Release November 09, 2018.
Thomas Fonnesbæk and Justin Kauflin are ready to follow up on the critically acclaimed album Synethesia from 2017. This time they are joined by Billy Williams on drums, making this a trio record.
The album, entitled Sharing, was recorded during November 2017 in Gothenburg, Sweden. It consists of 10 tracks, with the main part composed by Fonnesbæk, alongside one improvisation and a rendition of the classic track Inception, written by McCoy Tyner. On Sharing the trio exemplifies the fact that jazz has never been a more international art form than it is today, and that new generations continue to set their own fascinating imprint on the music.
Opening track Point Of No Return starts with a ride-cymbal that sets a kind of upbeat but still very spacious sound, and within the first minute the piano and bass kicks in giving the intro a form that slowly transcends into the theme of the song. First Dance is as the title suggest, a percussion-heavy song that invites the listener to dance to the rhythms. Title-track Sharing is a beautiful ballad that really displays the immense talents of the trio, with the piano in a leading role and almost playful in the way it explores the melody and chords within the song. Tokyo Tower is one of the more upbeat songs, shapeshifting between a kind of metric funk and more traditional jazz within the blink of an eye. The album closes on a high beat, with the trio’s rendition of Inception. Presented here in a very high tempo, the trio once again displays what they are capable of, this time playing fast and precise, without ever sounding forced.

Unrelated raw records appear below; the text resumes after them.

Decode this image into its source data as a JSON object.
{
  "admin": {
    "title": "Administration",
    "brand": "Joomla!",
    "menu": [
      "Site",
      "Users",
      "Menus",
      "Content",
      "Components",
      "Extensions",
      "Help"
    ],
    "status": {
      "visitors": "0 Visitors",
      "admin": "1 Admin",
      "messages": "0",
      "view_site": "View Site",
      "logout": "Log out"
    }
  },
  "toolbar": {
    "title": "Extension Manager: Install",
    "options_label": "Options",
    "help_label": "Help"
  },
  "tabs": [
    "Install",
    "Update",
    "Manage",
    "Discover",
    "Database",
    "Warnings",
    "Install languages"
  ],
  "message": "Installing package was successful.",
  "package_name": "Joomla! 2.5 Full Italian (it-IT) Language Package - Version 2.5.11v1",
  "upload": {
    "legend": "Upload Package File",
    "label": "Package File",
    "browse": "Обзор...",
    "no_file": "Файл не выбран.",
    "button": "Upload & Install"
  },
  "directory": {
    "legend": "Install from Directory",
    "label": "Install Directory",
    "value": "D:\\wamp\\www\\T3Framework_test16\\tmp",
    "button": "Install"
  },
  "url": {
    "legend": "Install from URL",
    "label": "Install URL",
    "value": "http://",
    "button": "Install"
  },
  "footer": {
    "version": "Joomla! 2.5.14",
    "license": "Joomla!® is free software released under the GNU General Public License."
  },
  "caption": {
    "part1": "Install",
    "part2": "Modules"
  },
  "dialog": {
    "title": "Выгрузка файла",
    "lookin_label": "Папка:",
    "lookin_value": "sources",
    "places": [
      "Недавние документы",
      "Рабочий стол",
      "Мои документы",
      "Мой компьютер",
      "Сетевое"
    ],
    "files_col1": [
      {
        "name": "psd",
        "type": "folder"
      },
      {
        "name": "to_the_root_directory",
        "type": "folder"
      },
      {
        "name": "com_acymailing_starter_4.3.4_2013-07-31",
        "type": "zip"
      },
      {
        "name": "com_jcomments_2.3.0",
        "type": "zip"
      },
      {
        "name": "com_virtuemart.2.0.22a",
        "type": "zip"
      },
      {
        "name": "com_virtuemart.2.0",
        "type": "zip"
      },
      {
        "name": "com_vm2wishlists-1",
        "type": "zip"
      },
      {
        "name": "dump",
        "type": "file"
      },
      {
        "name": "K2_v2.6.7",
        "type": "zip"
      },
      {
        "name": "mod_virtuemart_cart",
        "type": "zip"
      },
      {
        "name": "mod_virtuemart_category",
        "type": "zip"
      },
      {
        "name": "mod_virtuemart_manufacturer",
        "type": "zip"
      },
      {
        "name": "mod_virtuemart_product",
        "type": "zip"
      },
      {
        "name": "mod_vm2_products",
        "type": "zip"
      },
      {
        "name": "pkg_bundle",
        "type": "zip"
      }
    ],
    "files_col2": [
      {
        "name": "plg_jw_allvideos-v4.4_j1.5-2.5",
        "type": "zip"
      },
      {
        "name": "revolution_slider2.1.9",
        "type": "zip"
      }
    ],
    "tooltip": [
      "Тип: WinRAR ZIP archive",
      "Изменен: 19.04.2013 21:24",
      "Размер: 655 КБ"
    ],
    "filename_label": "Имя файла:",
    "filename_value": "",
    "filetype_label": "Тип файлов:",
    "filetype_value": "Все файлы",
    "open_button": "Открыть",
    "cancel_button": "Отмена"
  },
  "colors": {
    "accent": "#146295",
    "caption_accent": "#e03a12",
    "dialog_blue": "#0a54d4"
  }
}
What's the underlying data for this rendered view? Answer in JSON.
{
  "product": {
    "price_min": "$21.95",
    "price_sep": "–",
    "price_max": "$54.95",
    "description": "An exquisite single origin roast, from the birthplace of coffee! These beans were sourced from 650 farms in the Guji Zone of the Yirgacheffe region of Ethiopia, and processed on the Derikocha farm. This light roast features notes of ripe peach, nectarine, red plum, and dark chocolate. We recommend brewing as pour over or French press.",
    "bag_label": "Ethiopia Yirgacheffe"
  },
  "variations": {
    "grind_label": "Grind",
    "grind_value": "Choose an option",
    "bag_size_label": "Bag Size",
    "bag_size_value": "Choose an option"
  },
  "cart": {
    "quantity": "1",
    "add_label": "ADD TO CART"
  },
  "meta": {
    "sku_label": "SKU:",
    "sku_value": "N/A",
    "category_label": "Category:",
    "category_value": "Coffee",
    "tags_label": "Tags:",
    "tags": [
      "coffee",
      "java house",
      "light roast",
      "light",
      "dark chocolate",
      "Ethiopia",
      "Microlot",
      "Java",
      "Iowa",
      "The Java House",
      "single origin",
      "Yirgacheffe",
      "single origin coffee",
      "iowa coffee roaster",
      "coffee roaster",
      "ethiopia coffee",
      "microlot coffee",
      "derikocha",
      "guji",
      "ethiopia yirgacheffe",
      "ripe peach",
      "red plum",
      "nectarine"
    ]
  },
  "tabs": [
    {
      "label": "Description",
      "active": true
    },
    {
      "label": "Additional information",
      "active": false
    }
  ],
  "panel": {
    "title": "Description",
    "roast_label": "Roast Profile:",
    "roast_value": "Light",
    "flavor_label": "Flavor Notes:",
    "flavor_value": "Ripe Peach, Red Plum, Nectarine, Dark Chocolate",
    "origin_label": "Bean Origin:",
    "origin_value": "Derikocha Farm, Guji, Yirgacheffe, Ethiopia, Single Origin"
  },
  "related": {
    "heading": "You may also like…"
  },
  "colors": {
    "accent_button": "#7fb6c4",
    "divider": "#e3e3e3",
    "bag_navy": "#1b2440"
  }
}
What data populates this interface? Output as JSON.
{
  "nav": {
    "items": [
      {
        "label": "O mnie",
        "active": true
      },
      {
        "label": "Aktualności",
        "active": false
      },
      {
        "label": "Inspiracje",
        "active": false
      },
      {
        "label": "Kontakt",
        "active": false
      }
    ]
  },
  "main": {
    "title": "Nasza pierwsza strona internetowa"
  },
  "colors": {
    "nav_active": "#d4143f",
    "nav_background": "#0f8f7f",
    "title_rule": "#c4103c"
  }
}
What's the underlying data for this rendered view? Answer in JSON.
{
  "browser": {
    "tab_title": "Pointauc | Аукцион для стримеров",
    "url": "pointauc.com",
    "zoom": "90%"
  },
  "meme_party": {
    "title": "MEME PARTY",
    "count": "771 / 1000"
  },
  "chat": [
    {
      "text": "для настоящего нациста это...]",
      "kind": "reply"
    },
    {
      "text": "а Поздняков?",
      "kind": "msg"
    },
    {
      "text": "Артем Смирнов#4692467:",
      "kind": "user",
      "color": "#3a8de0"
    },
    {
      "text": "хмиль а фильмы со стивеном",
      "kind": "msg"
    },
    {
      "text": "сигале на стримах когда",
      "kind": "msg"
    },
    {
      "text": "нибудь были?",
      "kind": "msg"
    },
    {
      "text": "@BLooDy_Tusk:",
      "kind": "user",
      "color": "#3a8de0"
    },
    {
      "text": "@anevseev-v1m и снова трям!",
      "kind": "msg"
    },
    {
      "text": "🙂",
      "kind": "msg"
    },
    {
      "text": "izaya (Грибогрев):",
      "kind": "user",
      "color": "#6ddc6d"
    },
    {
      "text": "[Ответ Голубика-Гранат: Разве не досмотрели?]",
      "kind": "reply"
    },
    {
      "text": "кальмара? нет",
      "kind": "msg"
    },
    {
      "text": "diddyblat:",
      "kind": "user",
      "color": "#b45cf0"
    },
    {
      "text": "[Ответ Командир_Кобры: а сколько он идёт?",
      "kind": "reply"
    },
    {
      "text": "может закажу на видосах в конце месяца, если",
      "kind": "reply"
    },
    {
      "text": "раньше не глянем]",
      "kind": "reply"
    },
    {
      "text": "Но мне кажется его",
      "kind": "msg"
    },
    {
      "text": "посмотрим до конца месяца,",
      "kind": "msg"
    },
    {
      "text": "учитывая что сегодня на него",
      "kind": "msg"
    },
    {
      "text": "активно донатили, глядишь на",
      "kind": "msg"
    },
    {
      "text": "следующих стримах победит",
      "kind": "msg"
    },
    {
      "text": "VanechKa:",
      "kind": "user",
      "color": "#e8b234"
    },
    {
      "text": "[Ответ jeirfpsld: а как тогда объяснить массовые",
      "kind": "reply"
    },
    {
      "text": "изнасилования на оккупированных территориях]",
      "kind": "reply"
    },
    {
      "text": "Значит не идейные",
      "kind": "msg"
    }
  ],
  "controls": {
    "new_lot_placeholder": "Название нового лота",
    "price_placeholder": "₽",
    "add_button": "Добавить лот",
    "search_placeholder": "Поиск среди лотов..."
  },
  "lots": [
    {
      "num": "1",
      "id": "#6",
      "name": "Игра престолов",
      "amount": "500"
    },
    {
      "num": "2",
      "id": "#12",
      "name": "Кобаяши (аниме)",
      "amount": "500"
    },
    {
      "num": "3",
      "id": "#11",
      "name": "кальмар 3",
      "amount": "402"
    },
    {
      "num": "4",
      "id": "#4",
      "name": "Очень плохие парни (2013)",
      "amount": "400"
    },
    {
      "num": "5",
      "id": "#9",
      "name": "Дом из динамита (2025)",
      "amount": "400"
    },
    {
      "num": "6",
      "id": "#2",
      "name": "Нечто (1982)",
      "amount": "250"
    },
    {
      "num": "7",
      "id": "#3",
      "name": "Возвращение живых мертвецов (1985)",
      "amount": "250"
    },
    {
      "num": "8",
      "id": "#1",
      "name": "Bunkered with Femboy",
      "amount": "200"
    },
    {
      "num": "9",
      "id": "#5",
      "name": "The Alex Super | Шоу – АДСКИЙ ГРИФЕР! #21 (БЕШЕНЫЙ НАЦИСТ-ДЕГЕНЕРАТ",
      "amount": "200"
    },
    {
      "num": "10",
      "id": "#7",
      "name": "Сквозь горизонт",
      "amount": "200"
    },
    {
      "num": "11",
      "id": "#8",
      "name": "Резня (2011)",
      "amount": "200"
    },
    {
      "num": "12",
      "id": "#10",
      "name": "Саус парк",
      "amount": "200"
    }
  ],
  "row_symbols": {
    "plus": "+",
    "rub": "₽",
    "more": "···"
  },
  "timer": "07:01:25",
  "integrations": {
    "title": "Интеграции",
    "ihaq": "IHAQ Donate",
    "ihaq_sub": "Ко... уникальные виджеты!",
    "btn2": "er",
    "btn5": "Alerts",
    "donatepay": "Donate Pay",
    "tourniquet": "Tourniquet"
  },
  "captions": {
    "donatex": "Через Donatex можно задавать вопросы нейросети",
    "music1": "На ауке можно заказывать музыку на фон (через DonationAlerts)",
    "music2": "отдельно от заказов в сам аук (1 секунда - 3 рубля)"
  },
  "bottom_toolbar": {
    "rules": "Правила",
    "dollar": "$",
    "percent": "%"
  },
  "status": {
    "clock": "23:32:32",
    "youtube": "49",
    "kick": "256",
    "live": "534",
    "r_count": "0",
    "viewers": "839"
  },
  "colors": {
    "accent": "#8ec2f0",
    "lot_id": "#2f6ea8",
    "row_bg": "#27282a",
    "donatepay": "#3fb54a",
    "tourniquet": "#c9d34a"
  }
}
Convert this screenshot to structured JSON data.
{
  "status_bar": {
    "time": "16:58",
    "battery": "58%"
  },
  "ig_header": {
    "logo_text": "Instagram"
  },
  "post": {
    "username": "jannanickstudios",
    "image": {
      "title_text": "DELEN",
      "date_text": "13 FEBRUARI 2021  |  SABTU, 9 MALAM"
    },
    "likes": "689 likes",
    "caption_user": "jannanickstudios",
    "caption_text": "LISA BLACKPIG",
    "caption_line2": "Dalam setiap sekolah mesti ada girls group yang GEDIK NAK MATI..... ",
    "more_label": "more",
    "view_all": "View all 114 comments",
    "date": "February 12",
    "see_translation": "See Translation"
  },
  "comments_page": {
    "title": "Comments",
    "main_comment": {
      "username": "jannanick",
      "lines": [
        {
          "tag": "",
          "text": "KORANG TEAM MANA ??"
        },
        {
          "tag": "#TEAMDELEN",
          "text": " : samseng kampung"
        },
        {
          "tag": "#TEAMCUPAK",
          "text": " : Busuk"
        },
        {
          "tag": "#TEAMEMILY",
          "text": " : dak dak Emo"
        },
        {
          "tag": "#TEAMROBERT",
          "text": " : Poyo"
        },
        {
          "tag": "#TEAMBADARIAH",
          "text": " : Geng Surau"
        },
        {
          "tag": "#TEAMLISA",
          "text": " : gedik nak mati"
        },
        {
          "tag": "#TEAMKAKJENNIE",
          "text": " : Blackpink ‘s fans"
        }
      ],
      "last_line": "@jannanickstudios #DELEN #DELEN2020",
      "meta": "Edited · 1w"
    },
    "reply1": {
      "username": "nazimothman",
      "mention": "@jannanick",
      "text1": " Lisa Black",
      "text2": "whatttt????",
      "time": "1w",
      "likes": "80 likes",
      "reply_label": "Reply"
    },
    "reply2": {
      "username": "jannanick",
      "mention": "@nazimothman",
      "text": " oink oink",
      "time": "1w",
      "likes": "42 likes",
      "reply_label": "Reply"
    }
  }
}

Danish bassist Thomas Fonnesbæk is a fascinating musician who exudes technical brilliance and a superior sense of rhythm, as well as a melodic and harmonic sensitivity reminiscent of Niels-Henning Ørsted Pedersen that never overshadows his own unique style.
Justin Kauflin is one of the great piano talents of recent times. Renowned trumpetist Clark Terry and Quincy Jones has both taken the young prodigy under their wings, playing a crucial part in his success. The maturity he displays and focus with which he plays is exceptional.
Billy Williams is the childhood friend of Kauflin and has worked professionally with a long list of great jazz musicians such as Christian McBride, Larry Willis, Steve Wilson, Benny Golson and Ellis Marsalis Kauflin and Fonnesbæk met for the first time when they were put together for a show at Montmartre in Copenhagen.
Kauflin was so impressed with Fonnesbæk, that he invited him to go on tour with him in
Europe and Asia. Both Justin Kauflin and Thomas Fonnesbæk perceive music as colour, a form of synesthesia where one sense stimulates another. It is an aptitude that permeates this record and boosts the level of interplay to new heights. As a result, almost everything is possible and the music becomes boundless when Kauflin, Fonnesbæk and Billy Williams let themselves go. In all of this, Williams plays a major role. His style, at once powerful and sensitive, binds the music together while giving it the groove to constantly propel the group forward.
Great art gets us to forget daily life for a moment. It makes us aware of our feelings, our senses and intuition. In the case of jazz, it’s about our being forced to be in the present. At its best, jazz takes us on a creative journey where the musicians are what they do, and do what they are as they merge with their art. When this happens it’s as though the harness of rationality is loosened, giving room for our consciousness to expand while making life look a little bit brighter. Sharing is a perfect example of three musicians doing just this.